Where is your will?

My uncle, just turned 95, invited me to his death rehearsal. Morbid, but practical.

He showed me where he has stored his will, title deed to his property, bank information, etc.
He even has a list of people to invite to his funeral (names and addresses)!

When you are young, you are immortal. Drawing up a will is conceding that you are going to die, so avoid it, right? Wrong!

See your bank or lawyer to prepare your will. If you are living together but not married, conclude a life partnership (or cohabitation) agreement.

To prepare for your death, I advise you to:

·         Put together a box file containing all your important documents, and tell your nearest and dearest, where it is. In this box file, store your will, marriage contract, insurance policies, title deeds, papers for cars, caravans and boats, timeshare information. and other important papers;

·         List your creditors (credit card, loans, mortgages, store accounts, etc.);

·         List important numbers for your heirs, such as the name of your broker, lawyer, doctor, dentist, financial advisor, etc.;

·         Leave a list of family and friends, to contact on your death;

·         List what happens to your DSTV, armed response, personal and home insurance, etc.;

·         Describe where you want to be buried or cremated, and your funeral wishes, in general;

·         List codes for your security system, and where to find keys for your safe deposit box, post office box, etc.; 

·         List all your virtual accounts, user names and passwords (ranging from email accounts to your social networking profiles) and retain these passwords, with other valuables, in a safety deposit box, to be revealed to your executors, only on your death.
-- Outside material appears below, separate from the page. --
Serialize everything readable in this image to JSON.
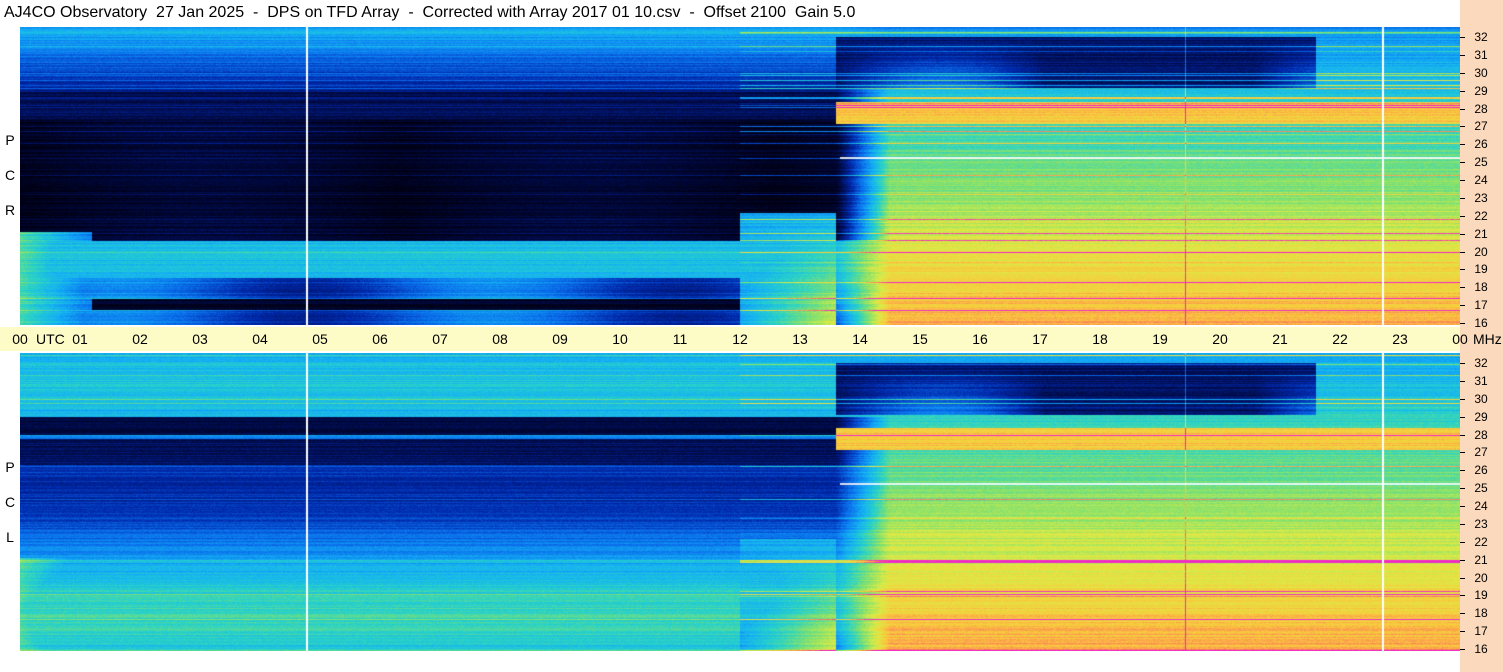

·         Instruct your executors whether to keep your social media sites current or delete them. You may, for example, want your executors to notify your friends or connections of your passing, and to keep the sites open, as a memorial. If you decide to memorialize your accounts, Twitter and Facebook will shut down your account, but your executors can set the privacy so that only confirmed family and friends can see the profile and leave posts on the profile Wall, in remembrance.